In the last week it was reported that David Cameron became the president of Alzheimer’s Research UK, Oxfam released their new app; My Oxfam to make donating easier and more rewarding and the Institute of Fundraising showcased the best of charity fundraising at an event held at the House of Commons.
One of the most exciting developments in the charity sector is the possible implementation of contactless charity boxes. These collection boxes were created by Barclaycard in response to the rise of a cashless society. Due to other payment methods, fewer and fewer people need to carry cash, cutting a major resource for charities.
Barclaycard explained that contactless spending grew by 166 percent last year. Luckily with these high tech donation boxes, the usual excuse of “sorry, I haven’t got any spare change” won’t cut it anymore.
The donation boxes are fitted with NFC receivers that allow fundraisers to accept donations from debit and credit cards. This new method could prove to be extremely effective. People think nothing of tapping their card down for the tube, a sandwich or their daily Starbucks, and now this same attitude can extend to charitable donations.
Charities can also pre-set a minimum donation amount, but this can be changed for individuals wanting to donate more or less. The collection boxes also accept payments via smartphone or smart watch. Barclaycard went on to trial these boxes with 11 charities including Oxfam, Barnardo’s and NSPCC in September 2016.
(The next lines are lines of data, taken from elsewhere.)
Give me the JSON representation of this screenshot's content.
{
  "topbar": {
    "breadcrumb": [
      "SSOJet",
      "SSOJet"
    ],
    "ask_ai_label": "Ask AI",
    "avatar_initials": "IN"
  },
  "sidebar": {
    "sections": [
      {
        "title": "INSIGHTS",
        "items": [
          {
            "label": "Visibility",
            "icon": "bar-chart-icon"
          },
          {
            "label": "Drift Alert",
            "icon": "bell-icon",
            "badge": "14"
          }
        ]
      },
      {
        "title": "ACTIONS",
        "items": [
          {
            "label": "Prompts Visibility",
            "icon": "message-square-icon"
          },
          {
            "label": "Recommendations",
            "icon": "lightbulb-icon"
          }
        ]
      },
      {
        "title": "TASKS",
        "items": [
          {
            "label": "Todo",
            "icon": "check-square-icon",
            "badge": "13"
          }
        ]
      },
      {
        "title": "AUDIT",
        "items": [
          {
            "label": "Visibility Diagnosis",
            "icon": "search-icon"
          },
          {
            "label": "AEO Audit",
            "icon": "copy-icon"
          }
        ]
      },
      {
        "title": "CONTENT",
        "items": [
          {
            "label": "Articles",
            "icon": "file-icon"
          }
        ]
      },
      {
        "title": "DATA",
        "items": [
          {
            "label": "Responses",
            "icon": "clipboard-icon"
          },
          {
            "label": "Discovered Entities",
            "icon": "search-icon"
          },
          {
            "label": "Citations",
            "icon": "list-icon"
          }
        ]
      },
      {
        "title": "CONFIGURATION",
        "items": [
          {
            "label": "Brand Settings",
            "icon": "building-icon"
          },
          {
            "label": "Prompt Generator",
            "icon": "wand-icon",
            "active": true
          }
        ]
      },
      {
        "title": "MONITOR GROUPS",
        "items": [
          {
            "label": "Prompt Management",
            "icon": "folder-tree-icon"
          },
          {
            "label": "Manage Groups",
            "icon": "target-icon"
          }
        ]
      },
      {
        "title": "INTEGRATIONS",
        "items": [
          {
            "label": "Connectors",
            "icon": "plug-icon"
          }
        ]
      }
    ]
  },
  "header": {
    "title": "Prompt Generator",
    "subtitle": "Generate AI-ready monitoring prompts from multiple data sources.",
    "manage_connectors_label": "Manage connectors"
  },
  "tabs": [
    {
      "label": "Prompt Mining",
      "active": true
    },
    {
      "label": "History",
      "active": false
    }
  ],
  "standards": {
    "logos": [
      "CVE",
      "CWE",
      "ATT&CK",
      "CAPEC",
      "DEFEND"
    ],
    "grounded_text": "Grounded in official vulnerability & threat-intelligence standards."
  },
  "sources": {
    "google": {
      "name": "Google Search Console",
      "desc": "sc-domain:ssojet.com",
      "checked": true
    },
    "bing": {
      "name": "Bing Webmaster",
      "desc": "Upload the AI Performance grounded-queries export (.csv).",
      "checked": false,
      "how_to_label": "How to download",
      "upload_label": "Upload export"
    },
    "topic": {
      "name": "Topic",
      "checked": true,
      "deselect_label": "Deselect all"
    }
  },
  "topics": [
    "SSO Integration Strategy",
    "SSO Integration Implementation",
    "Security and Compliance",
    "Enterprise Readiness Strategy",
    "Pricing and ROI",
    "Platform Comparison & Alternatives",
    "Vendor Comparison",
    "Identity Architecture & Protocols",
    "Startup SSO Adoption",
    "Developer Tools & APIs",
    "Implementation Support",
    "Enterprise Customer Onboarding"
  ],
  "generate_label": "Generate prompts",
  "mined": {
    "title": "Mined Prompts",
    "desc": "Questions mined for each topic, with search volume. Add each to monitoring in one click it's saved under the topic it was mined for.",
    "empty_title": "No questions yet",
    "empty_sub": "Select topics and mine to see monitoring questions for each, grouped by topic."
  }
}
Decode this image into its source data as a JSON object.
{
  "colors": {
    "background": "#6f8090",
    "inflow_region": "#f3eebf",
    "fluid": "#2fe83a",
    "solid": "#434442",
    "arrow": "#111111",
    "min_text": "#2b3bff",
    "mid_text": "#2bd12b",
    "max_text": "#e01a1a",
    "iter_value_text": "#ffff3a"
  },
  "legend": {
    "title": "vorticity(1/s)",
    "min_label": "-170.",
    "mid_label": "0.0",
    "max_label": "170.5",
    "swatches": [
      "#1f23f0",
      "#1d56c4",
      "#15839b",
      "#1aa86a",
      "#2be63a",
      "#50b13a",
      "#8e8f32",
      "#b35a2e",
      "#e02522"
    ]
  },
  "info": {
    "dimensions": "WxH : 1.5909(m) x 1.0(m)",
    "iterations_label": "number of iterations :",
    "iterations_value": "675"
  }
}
The NSPCC’s contactless face-to-face trial raised three times as much; with the average card donation at £3.07 compared to the average £1 donation by cash. Though the trial was only meant to last three months, the results were so successful Barclaycard hope to introduce contactless charity boxes more widely across the UK.
At Flow Caritas we applaud Barclaycards efforts in using new technology to aid charities in an ever-growing cashless society.